Beyond the Treasure Valley, Boise State also grew its relationships around Idaho. They strongly supported and advocated for the creation of the College of Western Idaho in Caldwell, and they became a founding member of the Center for Advanced Energy Studies (CAES) in Idaho Falls.

The Value of CAES

Around the time Rudin arrived at Boise State University, Battelle Energy Alliance, the contractor that operates Idaho National Laboratory for the U.S. Department of Energy, was breaking ground on a collaborative research and education facility in Idaho Falls. The Center for Advanced Energy Studies (CAES) was designed to foster research relationships between the laboratory and the three public research institutions in the state of Idaho. Later, CAES would add the University of Wyoming to the mix.

Naturally, Boise State was a critical member of the center. And when Rudin speaks about the benefits of CAES, he's quick to point out the value found in collaboration.

The days are done when a single researcher can solve a problem by his/her self, said Rudin. CAES is effective because it has a deep bench of talent to draw from. I know there are some grants and proposals we wouldn't have gotten had it not been for our affiliation with CAES.

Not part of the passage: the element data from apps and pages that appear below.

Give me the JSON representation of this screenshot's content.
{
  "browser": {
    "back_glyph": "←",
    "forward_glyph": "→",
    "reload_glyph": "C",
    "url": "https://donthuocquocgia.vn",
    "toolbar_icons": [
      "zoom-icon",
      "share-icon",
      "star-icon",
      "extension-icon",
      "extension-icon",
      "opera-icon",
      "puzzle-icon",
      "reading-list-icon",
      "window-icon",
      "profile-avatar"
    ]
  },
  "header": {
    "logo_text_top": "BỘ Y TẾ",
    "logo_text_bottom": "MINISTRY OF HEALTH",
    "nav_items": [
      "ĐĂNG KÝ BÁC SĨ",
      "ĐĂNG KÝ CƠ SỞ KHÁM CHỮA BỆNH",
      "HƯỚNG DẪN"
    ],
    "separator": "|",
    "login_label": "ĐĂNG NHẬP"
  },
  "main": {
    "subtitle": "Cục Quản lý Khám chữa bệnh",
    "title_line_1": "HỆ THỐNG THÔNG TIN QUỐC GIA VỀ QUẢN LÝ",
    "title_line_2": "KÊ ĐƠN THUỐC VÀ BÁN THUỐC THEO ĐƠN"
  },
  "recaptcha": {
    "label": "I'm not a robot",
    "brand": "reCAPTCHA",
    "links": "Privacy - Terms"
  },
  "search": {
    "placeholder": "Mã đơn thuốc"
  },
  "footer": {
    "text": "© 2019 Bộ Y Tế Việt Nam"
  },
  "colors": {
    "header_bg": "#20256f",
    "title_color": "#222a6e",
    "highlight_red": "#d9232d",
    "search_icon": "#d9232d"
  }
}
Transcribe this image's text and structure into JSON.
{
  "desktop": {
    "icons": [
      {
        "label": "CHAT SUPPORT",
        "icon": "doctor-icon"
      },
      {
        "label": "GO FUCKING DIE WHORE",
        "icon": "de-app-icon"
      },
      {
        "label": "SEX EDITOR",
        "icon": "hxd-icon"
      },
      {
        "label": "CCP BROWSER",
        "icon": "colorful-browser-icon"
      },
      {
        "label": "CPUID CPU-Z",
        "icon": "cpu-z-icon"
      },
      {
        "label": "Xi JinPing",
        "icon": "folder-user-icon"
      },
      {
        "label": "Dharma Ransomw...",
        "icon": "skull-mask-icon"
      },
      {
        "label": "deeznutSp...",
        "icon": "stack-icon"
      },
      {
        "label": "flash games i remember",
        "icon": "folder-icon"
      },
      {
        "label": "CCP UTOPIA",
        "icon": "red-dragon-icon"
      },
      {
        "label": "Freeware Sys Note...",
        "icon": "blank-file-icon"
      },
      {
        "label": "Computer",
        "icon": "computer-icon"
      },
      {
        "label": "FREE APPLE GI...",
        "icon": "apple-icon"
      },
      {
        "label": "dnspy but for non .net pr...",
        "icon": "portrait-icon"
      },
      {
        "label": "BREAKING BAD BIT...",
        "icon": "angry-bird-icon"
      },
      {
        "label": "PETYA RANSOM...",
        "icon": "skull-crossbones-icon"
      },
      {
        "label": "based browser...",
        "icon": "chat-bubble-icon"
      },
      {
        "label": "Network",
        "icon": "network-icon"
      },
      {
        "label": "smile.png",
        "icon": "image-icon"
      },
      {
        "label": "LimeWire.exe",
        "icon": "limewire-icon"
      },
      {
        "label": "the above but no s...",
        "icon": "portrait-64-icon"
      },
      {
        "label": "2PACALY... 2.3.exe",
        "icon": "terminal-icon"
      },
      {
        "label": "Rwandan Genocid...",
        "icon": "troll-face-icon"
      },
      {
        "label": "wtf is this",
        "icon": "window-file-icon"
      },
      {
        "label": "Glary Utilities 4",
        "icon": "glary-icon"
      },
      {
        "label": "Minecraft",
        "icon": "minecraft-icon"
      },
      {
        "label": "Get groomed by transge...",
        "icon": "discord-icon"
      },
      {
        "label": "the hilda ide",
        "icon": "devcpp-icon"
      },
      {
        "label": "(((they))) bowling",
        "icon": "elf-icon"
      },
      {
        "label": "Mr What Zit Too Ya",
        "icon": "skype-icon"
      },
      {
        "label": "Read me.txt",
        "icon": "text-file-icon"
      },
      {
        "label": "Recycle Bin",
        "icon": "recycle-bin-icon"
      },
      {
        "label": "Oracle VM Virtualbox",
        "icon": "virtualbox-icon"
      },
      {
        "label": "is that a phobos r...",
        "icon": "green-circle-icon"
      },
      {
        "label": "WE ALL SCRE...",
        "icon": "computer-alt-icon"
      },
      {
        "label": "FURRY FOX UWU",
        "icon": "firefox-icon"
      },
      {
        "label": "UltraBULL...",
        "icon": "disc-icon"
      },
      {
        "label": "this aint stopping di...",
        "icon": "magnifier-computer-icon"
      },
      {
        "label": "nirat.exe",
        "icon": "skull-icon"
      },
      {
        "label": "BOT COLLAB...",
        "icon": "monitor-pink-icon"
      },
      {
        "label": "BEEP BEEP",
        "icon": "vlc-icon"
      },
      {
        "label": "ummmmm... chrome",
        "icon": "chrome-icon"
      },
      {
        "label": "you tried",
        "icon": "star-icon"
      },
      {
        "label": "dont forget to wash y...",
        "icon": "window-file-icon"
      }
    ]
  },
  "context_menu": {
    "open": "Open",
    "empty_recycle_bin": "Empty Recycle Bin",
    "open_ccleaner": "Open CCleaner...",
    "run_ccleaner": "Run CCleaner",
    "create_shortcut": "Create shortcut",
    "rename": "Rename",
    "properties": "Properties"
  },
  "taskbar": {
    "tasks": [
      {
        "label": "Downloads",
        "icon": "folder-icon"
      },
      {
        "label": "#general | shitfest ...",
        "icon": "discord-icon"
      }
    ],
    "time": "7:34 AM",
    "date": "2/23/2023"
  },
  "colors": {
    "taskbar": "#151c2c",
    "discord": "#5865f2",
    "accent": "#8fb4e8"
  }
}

Rudin points to the people and capabilities found in Idaho, the expertise in nuclear energy and process control systems that helps propel research, and even economic development.

There are so many other states that want to have a CAES-like facility, said Rudin. At Boise State, I know we've been able to draw certain faculty and even students here because of CAES.

Perhaps most importantly, Rudin believes CAES provides unique, hands-on educational opportunities to students so long as they are open and willing to the challenge. Students, he says, have to own their education. Faculty instructors want every student to walk away with the chance to be successful.

As a student, you have to own your education, be aggressive and grab the bull by the horns, said Rudin.

A New Opportunity

Taking his own advice, Rudin's new opportunity in the Lone Star state will draw on all of his past experiences with DOE, UNLV and BSU.

Located about 60 miles outside of Dallas, Texas A&M-Commerce has many characteristics in common with Rudin's previous academic stops in Las Vegas and Boise. Described as an area that combines a rich rural life with the nearness of the nation’s fifth largest metropolitan area, the school is seen as a research hub and an economic engine in the area. And the presidency offers Rudin the chance to take everything he's learned and experienced in his career and apply it to yet another opportunity.

According to Rudin, it's both exciting and daunting at the same time. But with a solid team already in place, Rudin says he's confident something special is about to happen at the school. And he even hints at the possibility of a future CAES-Texas A&M University-Commerce collaboration.

I hope there's a way we can work with CAES in the future, said Rudin. Texas is rich in energy resources and needs, and there might be a role for CAES to play here. You can expect that I'll be knocking on your door at some point.

Editor’s Note: Listen to an interview with Rudin from Texas radio station KETR:

August 29, 2018